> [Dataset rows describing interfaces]
- - -

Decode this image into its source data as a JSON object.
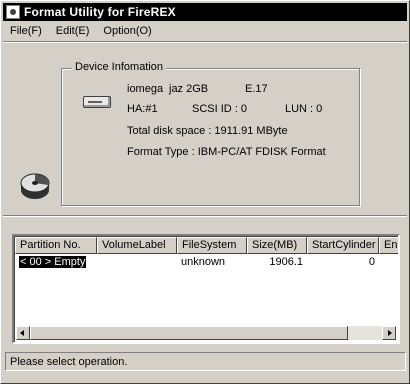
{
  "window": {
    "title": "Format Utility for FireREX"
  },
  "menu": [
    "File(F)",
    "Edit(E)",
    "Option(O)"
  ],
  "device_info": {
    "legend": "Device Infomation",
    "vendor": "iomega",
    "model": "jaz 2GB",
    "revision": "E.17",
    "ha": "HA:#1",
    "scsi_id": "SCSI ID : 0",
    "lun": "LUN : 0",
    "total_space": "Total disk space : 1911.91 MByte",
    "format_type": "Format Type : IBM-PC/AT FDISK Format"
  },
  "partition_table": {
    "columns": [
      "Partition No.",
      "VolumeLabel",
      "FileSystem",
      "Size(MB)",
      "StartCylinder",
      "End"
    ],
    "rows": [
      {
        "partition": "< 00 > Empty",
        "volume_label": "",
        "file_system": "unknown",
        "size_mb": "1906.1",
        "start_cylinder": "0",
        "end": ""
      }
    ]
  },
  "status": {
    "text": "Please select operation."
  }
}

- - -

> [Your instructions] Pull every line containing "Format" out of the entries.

> [Answer section]
    "title": "Format Utility for FireREX"
    "format_type": "Format Type : IBM-PC/AT FDISK Format"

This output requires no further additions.